# Directions
Using the data below, work out how many lines contain "type", and report only that number.

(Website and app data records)

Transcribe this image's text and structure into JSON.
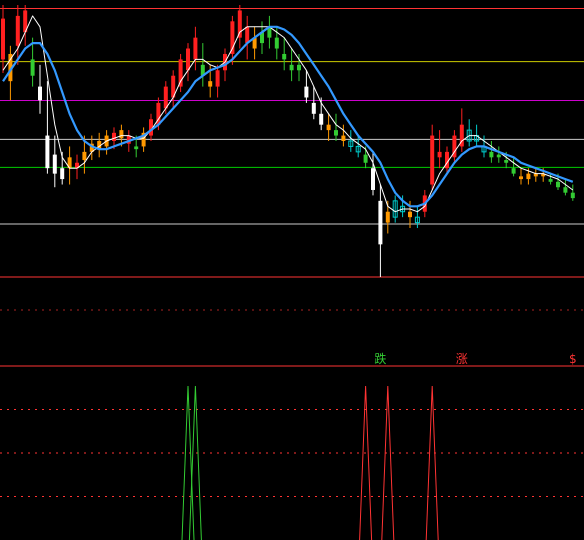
{
  "chart_data": [
    {
      "type": "candlestick",
      "panel": "main",
      "title": "",
      "xlabel": "",
      "ylabel": "",
      "ylim": [
        0,
        100
      ],
      "grid": false,
      "legend": "none",
      "colors": {
        "up": "#ff2020",
        "down": "#ffffff",
        "weak_up": "#ff9900",
        "weak_down": "#33cc33",
        "hollow": "#00cccc",
        "ma_fast": "#ffffff",
        "ma_slow": "#3399ff"
      },
      "reference_lines": [
        {
          "value": 98.7,
          "color": "#ff3333"
        },
        {
          "value": 79.2,
          "color": "#cccc00"
        },
        {
          "value": 64.9,
          "color": "#cc00cc"
        },
        {
          "value": 50.6,
          "color": "#cccccc"
        },
        {
          "value": 40.3,
          "color": "#00cc00"
        },
        {
          "value": 19.5,
          "color": "#cccccc"
        },
        {
          "value": 0.0,
          "color": "#ff3333"
        }
      ],
      "candles": [
        [
          0,
          80,
          100,
          75,
          95,
          "up"
        ],
        [
          1,
          72,
          85,
          65,
          82,
          "weak_up"
        ],
        [
          2,
          85,
          100,
          78,
          96,
          "up"
        ],
        [
          3,
          90,
          100,
          85,
          98,
          "up"
        ],
        [
          4,
          80,
          88,
          70,
          74,
          "weak_down"
        ],
        [
          5,
          70,
          78,
          60,
          65,
          "down"
        ],
        [
          6,
          52,
          72,
          38,
          40,
          "down"
        ],
        [
          7,
          45,
          52,
          33,
          38,
          "down"
        ],
        [
          8,
          40,
          46,
          34,
          36,
          "down"
        ],
        [
          9,
          40,
          48,
          34,
          44,
          "weak_up"
        ],
        [
          10,
          40,
          45,
          36,
          42,
          "up"
        ],
        [
          11,
          43,
          52,
          38,
          46,
          "weak_up"
        ],
        [
          12,
          46,
          52,
          43,
          49,
          "weak_up"
        ],
        [
          13,
          47,
          53,
          44,
          50,
          "weak_up"
        ],
        [
          14,
          48,
          54,
          45,
          52,
          "weak_up"
        ],
        [
          15,
          50,
          55,
          47,
          53,
          "up"
        ],
        [
          16,
          51,
          56,
          48,
          54,
          "weak_up"
        ],
        [
          17,
          49,
          54,
          46,
          52,
          "up"
        ],
        [
          18,
          47,
          52,
          44,
          48,
          "weak_down"
        ],
        [
          19,
          48,
          55,
          46,
          53,
          "weak_up"
        ],
        [
          20,
          52,
          60,
          50,
          58,
          "up"
        ],
        [
          21,
          56,
          66,
          54,
          64,
          "up"
        ],
        [
          22,
          62,
          72,
          60,
          70,
          "up"
        ],
        [
          23,
          66,
          76,
          62,
          74,
          "up"
        ],
        [
          24,
          70,
          82,
          68,
          80,
          "up"
        ],
        [
          25,
          76,
          86,
          72,
          84,
          "up"
        ],
        [
          26,
          80,
          92,
          76,
          88,
          "up"
        ],
        [
          27,
          78,
          86,
          70,
          74,
          "weak_down"
        ],
        [
          28,
          72,
          78,
          66,
          70,
          "weak_up"
        ],
        [
          29,
          70,
          78,
          66,
          76,
          "up"
        ],
        [
          30,
          76,
          84,
          72,
          82,
          "up"
        ],
        [
          31,
          82,
          96,
          78,
          94,
          "up"
        ],
        [
          32,
          88,
          100,
          84,
          98,
          "up"
        ],
        [
          33,
          86,
          96,
          80,
          92,
          "up"
        ],
        [
          34,
          84,
          92,
          80,
          88,
          "weak_up"
        ],
        [
          35,
          86,
          94,
          82,
          90,
          "weak_down"
        ],
        [
          36,
          88,
          96,
          84,
          92,
          "weak_down"
        ],
        [
          37,
          84,
          92,
          80,
          88,
          "weak_down"
        ],
        [
          38,
          82,
          88,
          76,
          80,
          "weak_down"
        ],
        [
          39,
          78,
          84,
          72,
          76,
          "weak_down"
        ],
        [
          40,
          76,
          82,
          72,
          78,
          "weak_down"
        ],
        [
          41,
          70,
          76,
          64,
          66,
          "down"
        ],
        [
          42,
          64,
          70,
          58,
          60,
          "down"
        ],
        [
          43,
          60,
          66,
          54,
          56,
          "down"
        ],
        [
          44,
          56,
          60,
          50,
          54,
          "weak_up"
        ],
        [
          45,
          54,
          60,
          50,
          52,
          "weak_down"
        ],
        [
          46,
          52,
          56,
          48,
          50,
          "weak_up"
        ],
        [
          47,
          50,
          54,
          46,
          48,
          "hollow"
        ],
        [
          48,
          48,
          52,
          44,
          46,
          "hollow"
        ],
        [
          49,
          45,
          48,
          40,
          42,
          "weak_down"
        ],
        [
          50,
          40,
          46,
          30,
          32,
          "down"
        ],
        [
          51,
          28,
          34,
          0,
          12,
          "down"
        ],
        [
          52,
          20,
          28,
          16,
          24,
          "weak_up"
        ],
        [
          53,
          22,
          30,
          20,
          28,
          "hollow"
        ],
        [
          54,
          24,
          30,
          22,
          26,
          "hollow"
        ],
        [
          55,
          22,
          28,
          18,
          24,
          "weak_up"
        ],
        [
          56,
          20,
          26,
          18,
          22,
          "hollow"
        ],
        [
          57,
          24,
          32,
          22,
          30,
          "up"
        ],
        [
          58,
          34,
          56,
          32,
          52,
          "up"
        ],
        [
          59,
          46,
          54,
          40,
          44,
          "up"
        ],
        [
          60,
          40,
          48,
          38,
          46,
          "up"
        ],
        [
          61,
          44,
          54,
          42,
          52,
          "up"
        ],
        [
          62,
          48,
          62,
          46,
          56,
          "up"
        ],
        [
          63,
          50,
          58,
          48,
          54,
          "hollow"
        ],
        [
          64,
          52,
          56,
          48,
          50,
          "hollow"
        ],
        [
          65,
          48,
          52,
          44,
          46,
          "hollow"
        ],
        [
          66,
          46,
          50,
          42,
          44,
          "weak_down"
        ],
        [
          67,
          44,
          48,
          42,
          45,
          "weak_down"
        ],
        [
          68,
          42,
          46,
          40,
          43,
          "weak_down"
        ],
        [
          69,
          40,
          44,
          37,
          38,
          "weak_down"
        ],
        [
          70,
          36,
          40,
          34,
          37,
          "weak_up"
        ],
        [
          71,
          36,
          40,
          34,
          38,
          "weak_up"
        ],
        [
          72,
          37,
          40,
          35,
          38,
          "weak_up"
        ],
        [
          73,
          37,
          40,
          35,
          38,
          "weak_up"
        ],
        [
          74,
          36,
          38,
          34,
          35,
          "weak_down"
        ],
        [
          75,
          35,
          38,
          32,
          33,
          "weak_down"
        ],
        [
          76,
          33,
          36,
          30,
          31,
          "weak_down"
        ],
        [
          77,
          31,
          34,
          28,
          29,
          "weak_down"
        ]
      ],
      "ma_fast": [
        76,
        80,
        84,
        90,
        96,
        92,
        74,
        56,
        44,
        40,
        40,
        42,
        46,
        48,
        50,
        51,
        52,
        52,
        51,
        51,
        54,
        58,
        62,
        66,
        72,
        76,
        80,
        80,
        78,
        77,
        79,
        84,
        90,
        92,
        92,
        92,
        92,
        90,
        88,
        84,
        80,
        76,
        70,
        64,
        60,
        56,
        54,
        51,
        49,
        47,
        42,
        34,
        26,
        24,
        25,
        25,
        24,
        26,
        32,
        38,
        42,
        46,
        50,
        52,
        52,
        50,
        48,
        46,
        44,
        42,
        40,
        39,
        38,
        38,
        37,
        36,
        34,
        32
      ],
      "ma_slow": [
        72,
        76,
        80,
        84,
        86,
        86,
        82,
        76,
        68,
        60,
        54,
        50,
        48,
        47,
        47,
        48,
        49,
        50,
        51,
        52,
        54,
        56,
        59,
        62,
        65,
        68,
        72,
        74,
        76,
        77,
        78,
        80,
        83,
        86,
        88,
        90,
        92,
        92,
        91,
        89,
        86,
        82,
        78,
        74,
        70,
        65,
        60,
        56,
        52,
        49,
        46,
        42,
        36,
        31,
        28,
        26,
        26,
        27,
        30,
        34,
        38,
        42,
        45,
        47,
        48,
        48,
        47,
        46,
        45,
        44,
        42,
        41,
        40,
        39,
        38,
        37,
        36,
        35
      ]
    },
    {
      "type": "signal_markers",
      "panel": "main",
      "markers": [
        {
          "index": 51,
          "label": "跌",
          "color": "#33cc33"
        },
        {
          "index": 62,
          "label": "涨",
          "color": "#ff3333"
        },
        {
          "index": 77,
          "label": "$",
          "color": "#ff3333"
        }
      ]
    },
    {
      "type": "line",
      "panel": "indicator",
      "title": "",
      "xlabel": "",
      "ylabel": "",
      "ylim": [
        0,
        100
      ],
      "grid": false,
      "reference_lines": [
        {
          "value": 0.0,
          "color": "#ff3333"
        },
        {
          "value": 0.25,
          "color": "#ff3333",
          "dashed": true
        },
        {
          "value": 0.5,
          "color": "#ff3333",
          "dashed": true
        },
        {
          "value": 0.75,
          "color": "#ff3333",
          "dashed": true
        }
      ],
      "spikes": [
        {
          "index": 25,
          "value": 100,
          "color": "#33cc33"
        },
        {
          "index": 26,
          "value": 100,
          "color": "#33cc33"
        },
        {
          "index": 49,
          "value": 100,
          "color": "#ff3333"
        },
        {
          "index": 52,
          "value": 100,
          "color": "#ff3333"
        },
        {
          "index": 58,
          "value": 100,
          "color": "#ff3333"
        }
      ]
    }
  ]
}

# Answer to this task
3